And that leads to Destined for an Early Grave, where what should be possible is a nice Parisian vacation for Cat and Bones. This, it of course turns out, is not possible, as a dream-invading vampire named Gregor appears to terrorize Cat as she sleeps, claiming that she belongs to him rather than to Bones. At Grave’s End pulled in a large number of vampires and various other supernaturals, and Destined for an Early Grave does so, too, but this is more of a mano-a-mano book, pitting Gregor against Bones. Because these books remain focused on Cat, though, it turns out that the only way Gregor’s hold over Cat can be broken is by Cat herself. But does she want to break it? That becomes a real question. There is a strong emotional confrontation between her and Bones midway through this book – stronger than anything in the earlier novels – in which Bones reveals the depth of his feeling for Cat by enumerating all the ways in which she has always withheld her deepest, innermost being from him. It is some of Frost’s best writing, because while she is no stylist, she here taps into a level of anguish that fleshes out both Bones and, through what he says, Cat herself. Eventually, after all sorts of miscommunication and anger, Cat remarks, “I wanted so badly to believe that love could conquer all.
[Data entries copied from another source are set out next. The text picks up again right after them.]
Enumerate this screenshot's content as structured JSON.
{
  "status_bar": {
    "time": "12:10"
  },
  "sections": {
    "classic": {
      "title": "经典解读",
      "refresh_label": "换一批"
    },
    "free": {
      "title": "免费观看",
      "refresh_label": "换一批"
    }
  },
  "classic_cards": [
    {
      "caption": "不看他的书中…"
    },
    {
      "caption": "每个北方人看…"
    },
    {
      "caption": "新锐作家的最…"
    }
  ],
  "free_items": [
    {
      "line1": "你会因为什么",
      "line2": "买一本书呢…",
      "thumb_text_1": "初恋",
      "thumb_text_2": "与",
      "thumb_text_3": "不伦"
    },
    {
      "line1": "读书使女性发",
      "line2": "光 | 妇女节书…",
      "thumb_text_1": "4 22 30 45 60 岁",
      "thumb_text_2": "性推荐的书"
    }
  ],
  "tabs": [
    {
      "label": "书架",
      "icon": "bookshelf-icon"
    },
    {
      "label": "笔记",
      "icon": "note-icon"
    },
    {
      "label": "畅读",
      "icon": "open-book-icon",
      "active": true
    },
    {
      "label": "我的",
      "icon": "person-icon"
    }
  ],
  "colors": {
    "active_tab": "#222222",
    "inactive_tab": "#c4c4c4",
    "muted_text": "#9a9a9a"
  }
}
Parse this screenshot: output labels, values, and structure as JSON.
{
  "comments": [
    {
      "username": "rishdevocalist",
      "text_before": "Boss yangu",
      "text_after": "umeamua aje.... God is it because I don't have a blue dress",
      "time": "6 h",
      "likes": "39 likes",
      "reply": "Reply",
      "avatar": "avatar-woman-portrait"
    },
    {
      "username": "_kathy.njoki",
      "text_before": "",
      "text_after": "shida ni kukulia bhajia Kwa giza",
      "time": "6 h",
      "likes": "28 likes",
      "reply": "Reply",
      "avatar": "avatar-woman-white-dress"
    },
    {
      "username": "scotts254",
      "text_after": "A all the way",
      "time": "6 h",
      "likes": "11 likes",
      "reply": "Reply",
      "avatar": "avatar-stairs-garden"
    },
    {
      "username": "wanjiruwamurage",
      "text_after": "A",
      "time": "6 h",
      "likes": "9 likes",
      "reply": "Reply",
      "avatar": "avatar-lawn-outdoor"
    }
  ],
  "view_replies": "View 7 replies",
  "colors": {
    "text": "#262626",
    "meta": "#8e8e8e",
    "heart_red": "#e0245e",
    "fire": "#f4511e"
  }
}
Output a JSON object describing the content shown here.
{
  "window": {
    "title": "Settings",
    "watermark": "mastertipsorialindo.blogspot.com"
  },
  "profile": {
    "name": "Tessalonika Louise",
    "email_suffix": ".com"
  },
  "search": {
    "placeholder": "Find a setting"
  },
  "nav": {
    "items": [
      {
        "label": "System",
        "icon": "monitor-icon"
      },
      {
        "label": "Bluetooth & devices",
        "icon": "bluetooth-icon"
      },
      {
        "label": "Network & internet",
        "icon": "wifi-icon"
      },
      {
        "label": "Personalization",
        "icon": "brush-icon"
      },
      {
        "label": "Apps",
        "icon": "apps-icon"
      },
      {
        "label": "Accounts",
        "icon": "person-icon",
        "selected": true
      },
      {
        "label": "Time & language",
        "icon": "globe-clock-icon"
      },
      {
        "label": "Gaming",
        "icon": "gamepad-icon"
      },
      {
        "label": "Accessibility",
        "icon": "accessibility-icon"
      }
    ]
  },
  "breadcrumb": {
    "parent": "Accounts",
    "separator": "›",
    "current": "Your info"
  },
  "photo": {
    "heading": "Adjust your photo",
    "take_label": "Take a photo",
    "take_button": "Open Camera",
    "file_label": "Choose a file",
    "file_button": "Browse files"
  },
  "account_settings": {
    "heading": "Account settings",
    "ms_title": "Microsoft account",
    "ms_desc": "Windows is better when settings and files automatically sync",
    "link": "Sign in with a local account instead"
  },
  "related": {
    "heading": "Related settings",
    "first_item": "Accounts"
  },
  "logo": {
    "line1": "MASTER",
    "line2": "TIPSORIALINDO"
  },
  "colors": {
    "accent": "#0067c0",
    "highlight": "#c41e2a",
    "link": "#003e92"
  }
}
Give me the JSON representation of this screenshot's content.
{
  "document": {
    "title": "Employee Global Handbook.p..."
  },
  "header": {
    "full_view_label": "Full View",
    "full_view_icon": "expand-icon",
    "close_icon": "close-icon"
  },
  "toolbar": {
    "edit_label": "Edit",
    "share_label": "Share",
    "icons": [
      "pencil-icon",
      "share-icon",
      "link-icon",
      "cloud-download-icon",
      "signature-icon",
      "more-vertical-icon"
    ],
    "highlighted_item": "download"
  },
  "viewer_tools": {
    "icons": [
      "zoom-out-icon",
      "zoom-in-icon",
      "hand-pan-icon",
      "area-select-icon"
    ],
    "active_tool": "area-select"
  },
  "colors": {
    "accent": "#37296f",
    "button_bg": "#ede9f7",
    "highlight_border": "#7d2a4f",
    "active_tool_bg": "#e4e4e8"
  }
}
That Bones and I could make things work based on sheer feelings alone, but life wasn’t that easy.” No, it isn’t, as it turns out that Cat is the pawn in a vampire power play that stretches over 220 years. And she is also more than the half-human-half-vampire that she has thought herself to be – and is capable, when she must, of defeating Gregor herself.
The Night Huntress series is by no means great literature, but it has a great deal to recommend it: fast pacing, some interesting characters (set against some cardboard ones), and a created world whose possibilities keep expanding as Frost pulls in new elements. Clearly, Cat’s newfound powers and status will be important in future books; and Night Huntress is about to spawn (if that’s the right word) a spinoff series featuring one of the characters from Cat’s world. Frost has the right mixture of elements for her books’ commercial success, and she pulls them together in well-crafted if scarcely elegant prose that captures readers quickly and is likely to keep them coming back for more. There’s nothing profound here, but there is much that is very effective.